‘Umrah and Hajj may be combined in two ways: One way is for the would-be pilgrim to make up his mind to perform the ‘Umrah only and enter into the state of Ihram with that intention, and then perform its rites and finish it. After that on the eighth day of Dhul-Hijjah one should again enter into the state of Ihram and then perform the prescribed rites of Hajj. This form of combining the ‘Umrah and the Hajj is technically called Tamattu‘ which literally means, "availing oneself of a thing".

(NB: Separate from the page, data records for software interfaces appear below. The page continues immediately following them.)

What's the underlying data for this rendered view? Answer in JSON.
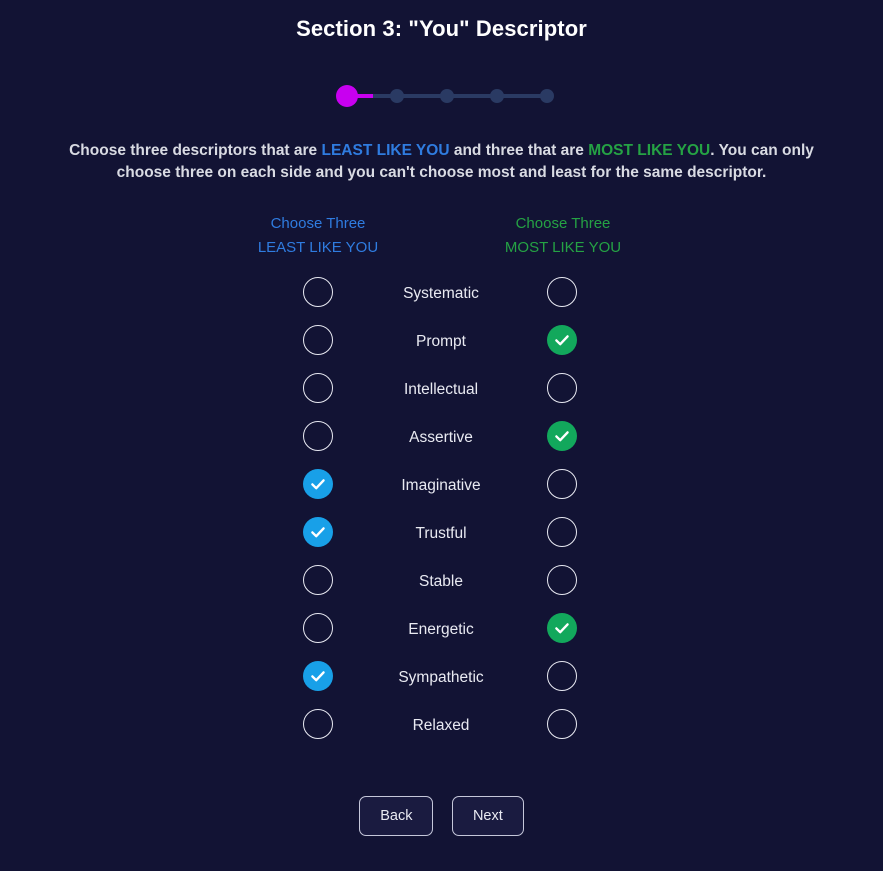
{
  "page": {
    "title": "Section 3: \"You\" Descriptor",
    "background_color": "#121334"
  },
  "progress": {
    "total_steps": 5,
    "current_step": 1,
    "active_color": "#c800f0",
    "inactive_color": "#2a3a63"
  },
  "instructions": {
    "part1": "Choose three descriptors that are ",
    "least_highlight": "LEAST LIKE YOU",
    "part2": " and three that are ",
    "most_highlight": "MOST LIKE YOU",
    "part3": ". You can only choose three on each side and you can't choose most and least for the same descriptor.",
    "least_color": "#2f7ce0",
    "most_color": "#25a244"
  },
  "columns": {
    "left": {
      "line1": "Choose Three",
      "line2": "LEAST LIKE YOU",
      "color": "#2f7ce0",
      "checked_color": "#18a0e8"
    },
    "right": {
      "line1": "Choose Three",
      "line2": "MOST LIKE YOU",
      "color": "#25a244",
      "checked_color": "#12a85c"
    }
  },
  "descriptors": [
    {
      "label": "Systematic",
      "least_selected": false,
      "most_selected": false
    },
    {
      "label": "Prompt",
      "least_selected": false,
      "most_selected": true
    },
    {
      "label": "Intellectual",
      "least_selected": false,
      "most_selected": false
    },
    {
      "label": "Assertive",
      "least_selected": false,
      "most_selected": true
    },
    {
      "label": "Imaginative",
      "least_selected": true,
      "most_selected": false
    },
    {
      "label": "Trustful",
      "least_selected": true,
      "most_selected": false
    },
    {
      "label": "Stable",
      "least_selected": false,
      "most_selected": false
    },
    {
      "label": "Energetic",
      "least_selected": false,
      "most_selected": true
    },
    {
      "label": "Sympathetic",
      "least_selected": true,
      "most_selected": false
    },
    {
      "label": "Relaxed",
      "least_selected": false,
      "most_selected": false
    }
  ],
  "buttons": {
    "back": "Back",
    "next": "Next"
  }
}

The second way is that a man should make up his mind to perform the ‘Umrah and Hajj simultaneously. He should, in this case, enter into the state of Ihram with that intention and should remain in that state till the end of the Pilgrimage. This combination of Hajj and ‘Umrah is called قران (Qiran) which literally means, "the putting together of two things". In both Tamattu‘ and Qiran it is obligatory to offer the sacrifice, while in the case of Hajj alone or in the case of ‘Umrah alone, the offering of the sacrifice is not obligatory. In the verse under comment the word تمتع is not used in the technical sense and covers قران also.

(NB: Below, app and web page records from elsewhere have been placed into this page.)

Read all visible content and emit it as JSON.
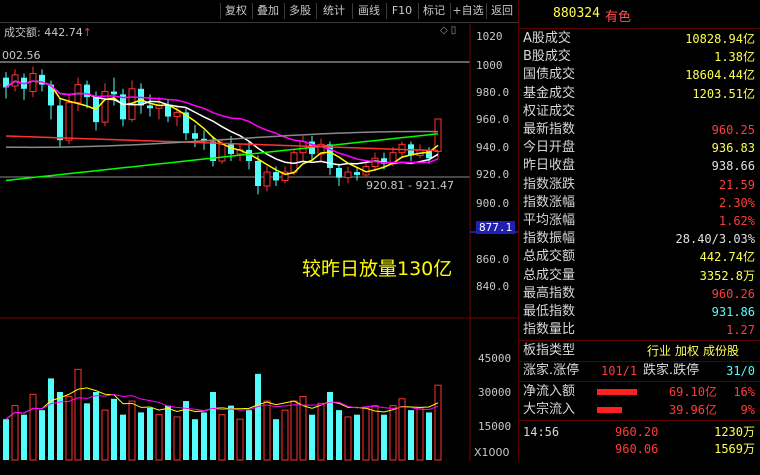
{
  "toolbar": {
    "items": [
      "复权",
      "叠加",
      "多股",
      "统计",
      "画线",
      "F10",
      "标记",
      "+自选",
      "返回"
    ]
  },
  "chart": {
    "amount_label": "成交额: 442.74",
    "amount_arrow": "↑",
    "price_level": "002.56",
    "range_label": "920.81 - 921.47",
    "annotation": "较昨日放量130亿",
    "price_axis": [
      "1020",
      "1000",
      "980.0",
      "960.0",
      "940.0",
      "920.0",
      "900.0",
      "877.1",
      "860.0",
      "840.0"
    ],
    "volume_axis": [
      "45000",
      "30000",
      "15000"
    ],
    "volume_unit": "X1000",
    "colors": {
      "up": "#ff3232",
      "down": "#54fcfc",
      "ma5": "#ffffff",
      "ma10": "#ffff00",
      "ma20": "#ff00ff",
      "ma60": "#00ff00",
      "ma120": "#ff3232"
    }
  },
  "panel": {
    "code": "880324",
    "name": "有色",
    "stats": [
      {
        "label": "A股成交",
        "value": "10828.94亿",
        "color": "#ffff50"
      },
      {
        "label": "B股成交",
        "value": "1.38亿",
        "color": "#ffff50"
      },
      {
        "label": "国债成交",
        "value": "18604.44亿",
        "color": "#ffff50"
      },
      {
        "label": "基金成交",
        "value": "1203.51亿",
        "color": "#ffff50"
      },
      {
        "label": "权证成交",
        "value": "",
        "color": "#ffff50"
      },
      {
        "label": "最新指数",
        "value": "960.25",
        "color": "#ff3c3c"
      },
      {
        "label": "今日开盘",
        "value": "936.83",
        "color": "#ffff50"
      },
      {
        "label": "昨日收盘",
        "value": "938.66",
        "color": "#e0e0e0"
      },
      {
        "label": "指数涨跌",
        "value": "21.59",
        "color": "#ff3c3c"
      },
      {
        "label": "指数涨幅",
        "value": "2.30%",
        "color": "#ff3c3c"
      },
      {
        "label": "平均涨幅",
        "value": "1.62%",
        "color": "#ff3c3c"
      },
      {
        "label": "指数振幅",
        "value": "28.40/3.03%",
        "color": "#e0e0e0"
      },
      {
        "label": "总成交额",
        "value": "442.74亿",
        "color": "#ffff50"
      },
      {
        "label": "总成交量",
        "value": "3352.8万",
        "color": "#ffff50"
      },
      {
        "label": "最高指数",
        "value": "960.26",
        "color": "#ff3c3c"
      },
      {
        "label": "最低指数",
        "value": "931.86",
        "color": "#54fcfc"
      },
      {
        "label": "指数量比",
        "value": "1.27",
        "color": "#ff3c3c"
      }
    ],
    "board_label": "板指类型",
    "board_values": [
      "行业",
      "加权",
      "成份股"
    ],
    "updown": {
      "up_label": "涨家.涨停",
      "up_value": "101/1",
      "down_label": "跌家.跌停",
      "down_value": "31/0"
    },
    "flows": [
      {
        "label": "净流入额",
        "value": "69.10亿",
        "pct": "16%",
        "bar": 0.72
      },
      {
        "label": "大宗流入",
        "value": "39.96亿",
        "pct": "9%",
        "bar": 0.44
      }
    ],
    "ticks": [
      {
        "time": "14:56",
        "price": "960.20",
        "vol": "1230万"
      },
      {
        "time": "",
        "price": "960.06",
        "vol": "1569万"
      },
      {
        "time": "",
        "price": "",
        "vol": ""
      }
    ]
  }
}
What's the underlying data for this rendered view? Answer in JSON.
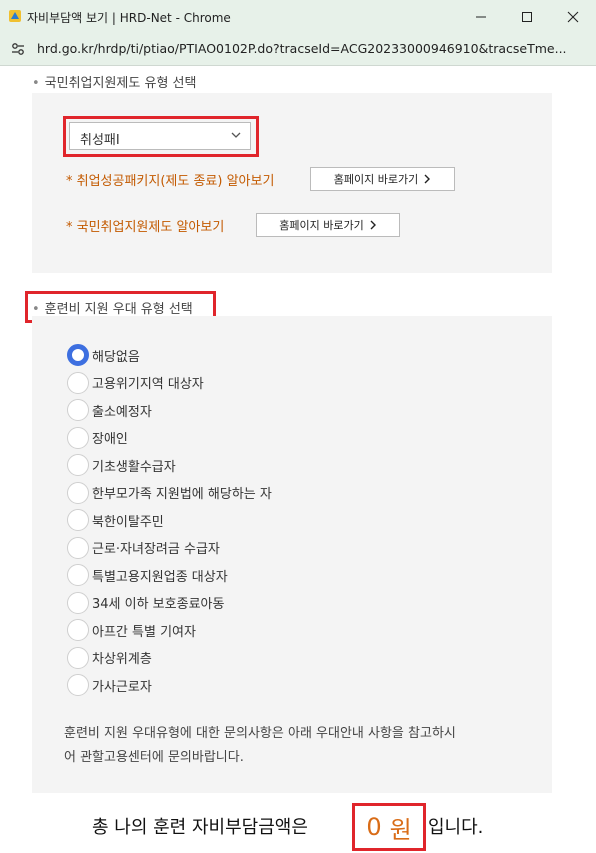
{
  "window": {
    "title": "자비부담액 보기 | HRD-Net - Chrome",
    "url": "hrd.go.kr/hrdp/ti/ptiao/PTIAO0102P.do?tracseId=ACG20233000946910&tracseTme..."
  },
  "section1": {
    "title": "국민취업지원제도 유형 선택",
    "select_value": "취성패Ⅰ",
    "links": [
      {
        "label": "* 취업성공패키지(제도 종료) 알아보기",
        "button": "홈페이지 바로가기"
      },
      {
        "label": "* 국민취업지원제도 알아보기",
        "button": "홈페이지 바로가기"
      }
    ]
  },
  "section2": {
    "title": "훈련비 지원 우대 유형 선택",
    "options": [
      {
        "label": "해당없음",
        "checked": true
      },
      {
        "label": "고용위기지역 대상자",
        "checked": false
      },
      {
        "label": "출소예정자",
        "checked": false
      },
      {
        "label": "장애인",
        "checked": false
      },
      {
        "label": "기초생활수급자",
        "checked": false
      },
      {
        "label": "한부모가족 지원법에 해당하는 자",
        "checked": false
      },
      {
        "label": "북한이탈주민",
        "checked": false
      },
      {
        "label": "근로·자녀장려금 수급자",
        "checked": false
      },
      {
        "label": "특별고용지원업종 대상자",
        "checked": false
      },
      {
        "label": "34세 이하 보호종료아동",
        "checked": false
      },
      {
        "label": "아프간 특별 기여자",
        "checked": false
      },
      {
        "label": "차상위계층",
        "checked": false
      },
      {
        "label": "가사근로자",
        "checked": false
      }
    ],
    "notice_line1": "훈련비 지원 우대유형에 대한 문의사항은 아래 우대안내 사항을 참고하시",
    "notice_line2": "어 관할고용센터에 문의바랍니다."
  },
  "total": {
    "prefix": "총 나의 훈련 자비부담금액은",
    "amount": "0",
    "unit": "원",
    "suffix": "입니다."
  },
  "colors": {
    "accent_red": "#e0252b",
    "link_orange": "#c35a00",
    "amount_orange": "#d96c17",
    "radio_blue": "#3d6fe0"
  }
}
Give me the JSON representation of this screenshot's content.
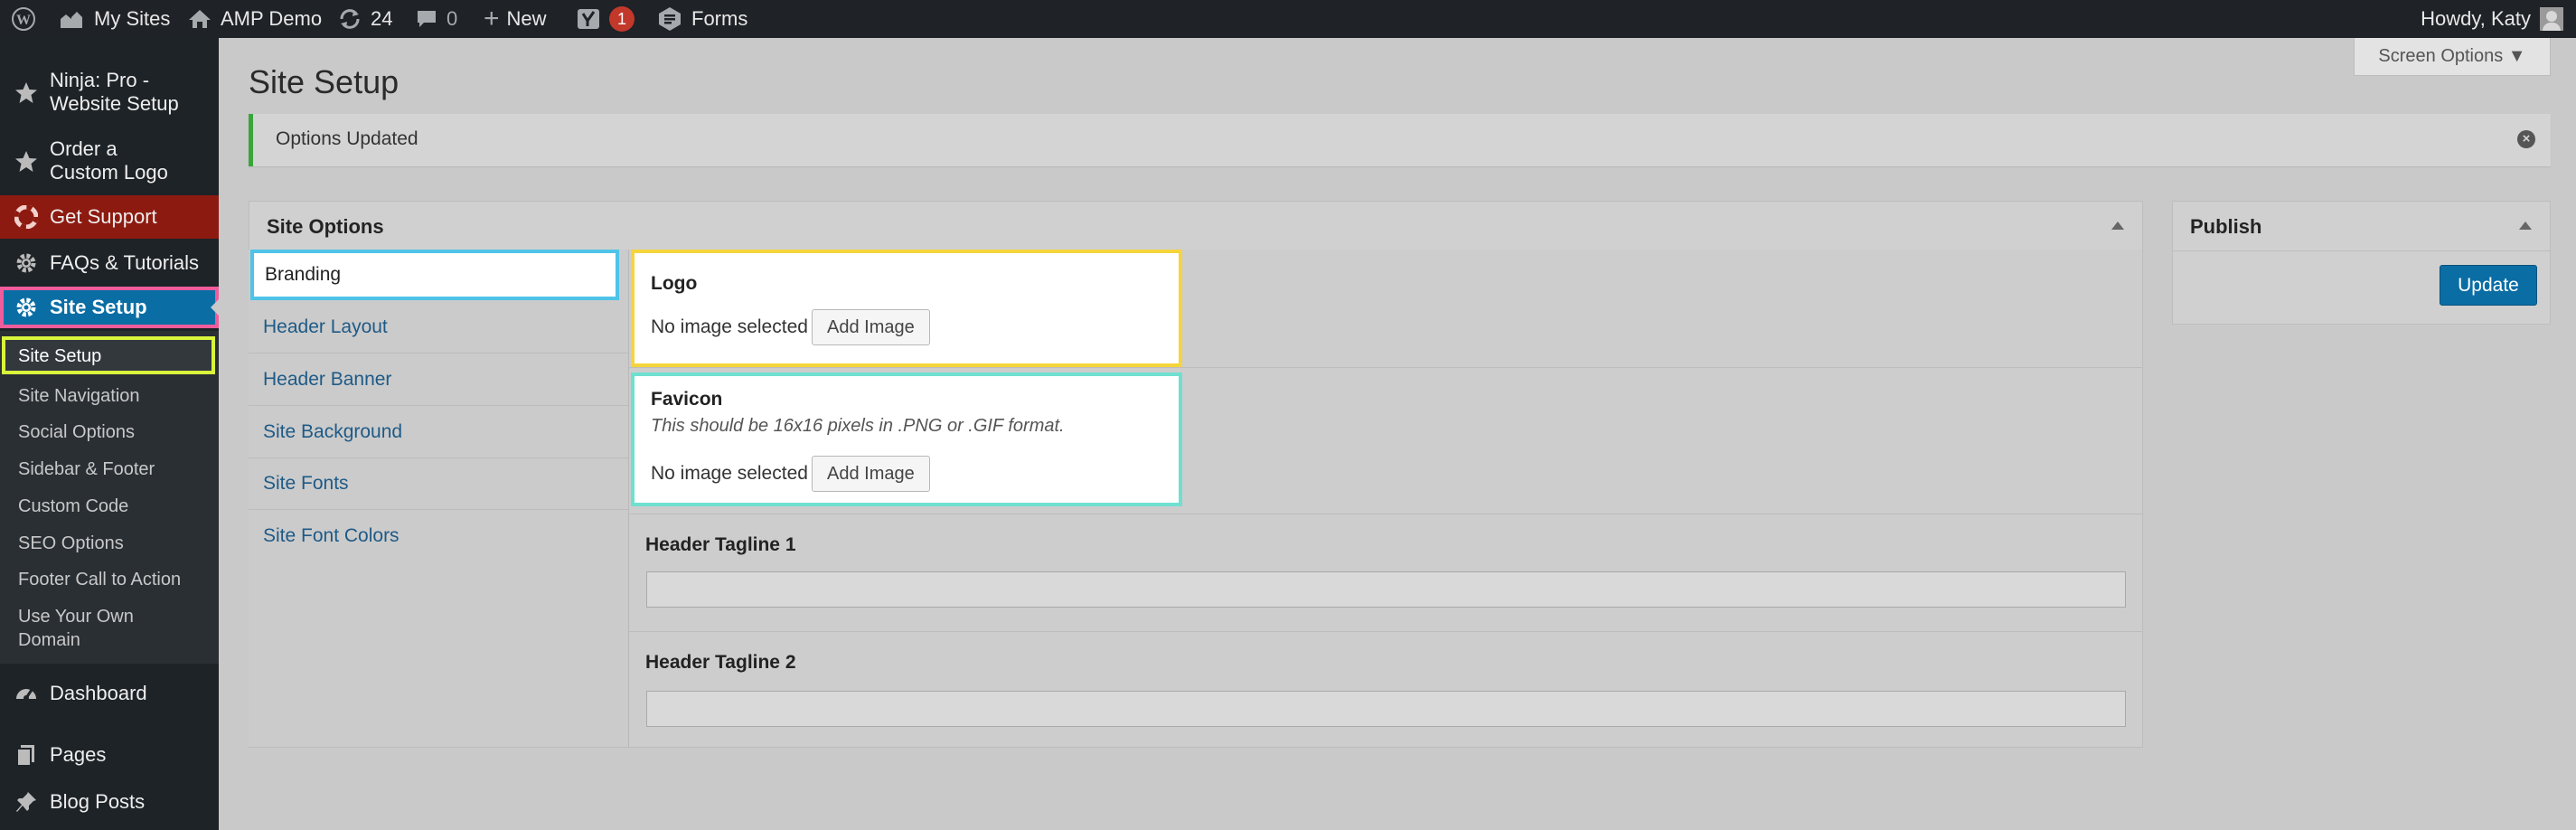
{
  "adminbar": {
    "my_sites": "My Sites",
    "site_name": "AMP Demo",
    "updates_count": "24",
    "comments_count": "0",
    "new_label": "New",
    "yoast_badge": "1",
    "forms_label": "Forms",
    "howdy": "Howdy, Katy"
  },
  "sidebar": {
    "items": [
      {
        "label": "Ninja: Pro - Website Setup",
        "icon": "star-icon"
      },
      {
        "label": "Order a Custom Logo",
        "icon": "star-icon"
      },
      {
        "label": "Get Support",
        "icon": "lifebuoy-icon"
      },
      {
        "label": "FAQs & Tutorials",
        "icon": "gear-icon"
      },
      {
        "label": "Site Setup",
        "icon": "gear-icon"
      }
    ],
    "submenu": [
      "Site Setup",
      "Site Navigation",
      "Social Options",
      "Sidebar & Footer",
      "Custom Code",
      "SEO Options",
      "Footer Call to Action",
      "Use Your Own Domain"
    ],
    "bottom_items": [
      {
        "label": "Dashboard",
        "icon": "dashboard-icon"
      },
      {
        "label": "Pages",
        "icon": "pages-icon"
      },
      {
        "label": "Blog Posts",
        "icon": "pin-icon"
      }
    ]
  },
  "page": {
    "title": "Site Setup",
    "screen_options": "Screen Options ▼",
    "notice": "Options Updated"
  },
  "site_options": {
    "title": "Site Options",
    "tabs": [
      "Branding",
      "Header Layout",
      "Header Banner",
      "Site Background",
      "Site Fonts",
      "Site Font Colors"
    ],
    "logo": {
      "title": "Logo",
      "status": "No image selected",
      "button": "Add Image"
    },
    "favicon": {
      "title": "Favicon",
      "desc": "This should be 16x16 pixels in .PNG or .GIF format.",
      "status": "No image selected",
      "button": "Add Image"
    },
    "tagline1": {
      "title": "Header Tagline 1",
      "value": ""
    },
    "tagline2": {
      "title": "Header Tagline 2",
      "value": ""
    }
  },
  "publish": {
    "title": "Publish",
    "button": "Update"
  },
  "colors": {
    "adminbar": "#1f2226",
    "sidebar": "#1e2327",
    "get_support": "#8d1a10",
    "site_setup_active": "#0a6ea5",
    "pink_highlight": "#f05c9c",
    "lime_highlight": "#d9f53b",
    "cyan_highlight": "#4fc3e8",
    "yellow_highlight": "#f5d53b",
    "teal_highlight": "#6fe0d0",
    "update_button": "#0a6ea5"
  }
}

The fasting mentioned in the clause, should fast three days during the Pilgrimage, is distinct and separate from the fasting mentioned above. The first-mentioned fasting was meant for those who cannot shave their heads, while this fasting is meant for those who are unable to offer a sacrifice in case of Tamattu‘. The three days spoken of are preferably the 11th, 12th and 13th of Dhul-Hijjah. The remaining seven fasts may be observed after one has returned home.

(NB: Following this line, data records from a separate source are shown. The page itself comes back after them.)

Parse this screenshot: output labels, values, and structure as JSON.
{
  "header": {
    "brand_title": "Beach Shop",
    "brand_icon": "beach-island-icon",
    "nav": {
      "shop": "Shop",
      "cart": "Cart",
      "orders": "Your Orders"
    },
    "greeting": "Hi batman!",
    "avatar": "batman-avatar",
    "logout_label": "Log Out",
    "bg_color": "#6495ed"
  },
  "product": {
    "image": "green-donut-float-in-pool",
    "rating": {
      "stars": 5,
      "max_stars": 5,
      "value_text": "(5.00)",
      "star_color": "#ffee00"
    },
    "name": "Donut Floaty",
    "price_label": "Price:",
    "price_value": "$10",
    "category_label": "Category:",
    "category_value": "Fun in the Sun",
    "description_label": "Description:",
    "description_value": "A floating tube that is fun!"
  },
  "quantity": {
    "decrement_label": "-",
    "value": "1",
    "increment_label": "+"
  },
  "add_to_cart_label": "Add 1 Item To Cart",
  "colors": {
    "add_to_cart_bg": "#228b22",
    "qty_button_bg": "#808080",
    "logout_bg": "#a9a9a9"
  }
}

The clause, this is for him whose family does not reside near the Sacred Mosque, means that the permission to combine Hajj with ‘Umrah is meant not for the residents of Mecca but for those who come from outside. By some, however, the words "the Sacred Mosque" have been extended to include the whole of حرم i.e. the Sacred Territory in and around Mecca.
The final clause, fear Allah and know that Allah is severe in punishing, has a twofold meaning: (1) That Muslims should not think that these are mere minor details of certain outward rites and may therefore not be strictly observed; for all these things which the All-Knowing God has prescribed for the Faithful are necessary in His sight and are meant for their own good. So, whoever neglects these details not only incurs the displeasure of God, but also hinders his own spiritual progress. (2) That the performance of Hajj should not fill the heart with pride (which unfortunately is very often the case nowadays), for this would defeat the very object of Pilgrimage which is the attainment of تقوی or fear of God. In such case, the so-called pilgrim will not find himself nearer God but rather would see His punishment descending on him.
In connection with this verse, it should also be noted that besides giving a general meaning as stated above, it also refers to a specific incident in Islamic history, i.e. the Truce of Hudaibiyyah. The verse was revealed before that truce and hinted that a time was coming when Muslims would start towards Mecca with the intention of performing Pilgrimage, but they would be "kept back" from doing so by disbelievers. Later, however, God would grant them victory over the disbelievers and they would be "safe" to perform the Pilgrimage in peace. What a true picture of the apparent set-back at Hudaibiyyah and the subsequent Fall of Mecca at the hands of the Holy Prophet! (close)